appeal to more affluent shoppers, such as Nordstrom, Amazon, and Whole Foods, and those that serve the
needs of the lowest income shoppers, chains like Dollar General, Aldi, and Dollar Tree. This polarization
has made the middle a challenging space in which to operate. Most troubling though are recent struggles
at retailers like Walmart and Family Dollar, a signal according to some analysts that the lower- and middleincome households remain under pressure and are not benefitting from the recovery.
OPPORTUNITIES: Global marketers are already experienced in meeting the needs of customers at the high
and low ends of the marketplace. Typically, their large brand portfolios allow them to appeal to focused
segments. However, we expect smaller brands and those operating primarily in the U.S. market will need to
refine their strategies in an economy where the middle is increasingly challenged. Does your portfolio allow
for focused offerings, or is it time to evaluate the potential at either end of the market?
Amid an escalating debate sure to dominate this year’s mid-term election battles, we expect Americans
will be assessing whether brands and retailers emerge as supportive and understanding of middleclass concerns. From a messaging perspective, consider your role in bolstering their confidence and
demonstrating your support of the American Dream with its foundation in social mobility and opportunity
across all income levels.
With these eight cultural, demographic, economic, and technological
shifts at work across the culture and marketplace, we expect great
things, including plenty of new opportunities, for brands in 2014.
We hope this report inspires you to consider how your brands are
positioned to act and succeed with today’s consumers, shoppers, and
businesspeople. We’d love to begin a conversation about the specific
implications of these trends for your brands and categories. So don’t
hesitate to contact us with your thoughts, questions, and predictions
for the year.
LIZ AVILES, VP Market Intelligence
Upshot is an independent Chicago-based marketing agency that inspires people to take action
with a focus on consumer, shopper, and business-to-business marketing. Our clients include Procter
& Gamble, Crown Imports, Subway Restaurants, New Balance, and Kraft Foods, to name a

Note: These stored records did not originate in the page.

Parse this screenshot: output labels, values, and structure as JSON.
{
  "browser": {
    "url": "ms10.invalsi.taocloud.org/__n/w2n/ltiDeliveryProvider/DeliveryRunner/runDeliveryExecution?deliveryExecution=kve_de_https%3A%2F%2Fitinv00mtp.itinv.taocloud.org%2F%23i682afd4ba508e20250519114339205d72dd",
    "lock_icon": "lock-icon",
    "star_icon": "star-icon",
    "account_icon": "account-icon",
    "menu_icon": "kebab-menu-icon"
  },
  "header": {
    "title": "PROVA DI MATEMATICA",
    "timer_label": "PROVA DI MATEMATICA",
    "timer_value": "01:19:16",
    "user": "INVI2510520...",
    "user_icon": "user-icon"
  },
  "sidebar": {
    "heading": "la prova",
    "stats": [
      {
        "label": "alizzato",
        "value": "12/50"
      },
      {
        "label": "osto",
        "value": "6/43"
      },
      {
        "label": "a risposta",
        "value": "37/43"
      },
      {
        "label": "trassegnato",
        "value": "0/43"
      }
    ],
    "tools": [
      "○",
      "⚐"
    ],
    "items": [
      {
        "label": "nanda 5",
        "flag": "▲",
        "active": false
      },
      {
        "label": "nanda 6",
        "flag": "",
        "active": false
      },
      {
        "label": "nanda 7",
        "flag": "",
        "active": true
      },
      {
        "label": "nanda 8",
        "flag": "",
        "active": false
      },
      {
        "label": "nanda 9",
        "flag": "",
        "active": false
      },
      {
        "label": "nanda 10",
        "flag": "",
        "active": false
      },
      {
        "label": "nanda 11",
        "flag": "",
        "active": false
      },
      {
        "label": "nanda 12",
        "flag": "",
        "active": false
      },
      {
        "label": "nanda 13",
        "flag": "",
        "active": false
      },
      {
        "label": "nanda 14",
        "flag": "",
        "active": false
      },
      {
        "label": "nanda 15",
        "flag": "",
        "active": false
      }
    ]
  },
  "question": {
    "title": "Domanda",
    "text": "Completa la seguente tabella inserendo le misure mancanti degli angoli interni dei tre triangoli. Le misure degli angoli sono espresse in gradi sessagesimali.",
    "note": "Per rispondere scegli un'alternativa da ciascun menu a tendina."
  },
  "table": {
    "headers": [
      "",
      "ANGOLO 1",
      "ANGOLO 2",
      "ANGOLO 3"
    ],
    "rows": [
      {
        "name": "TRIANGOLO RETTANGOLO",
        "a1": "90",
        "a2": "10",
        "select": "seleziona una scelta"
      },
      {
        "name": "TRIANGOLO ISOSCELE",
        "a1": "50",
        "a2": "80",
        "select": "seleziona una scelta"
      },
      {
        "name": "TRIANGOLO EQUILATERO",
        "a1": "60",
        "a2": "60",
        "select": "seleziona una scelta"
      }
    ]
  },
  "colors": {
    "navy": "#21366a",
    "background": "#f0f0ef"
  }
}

few. For additional information, visit upshot.net or contact Kristie Ritchie, VP of New Business &
Communications, at 312.895.6151 or email@example.com.
350 N Orleans
312 • 943 • 0900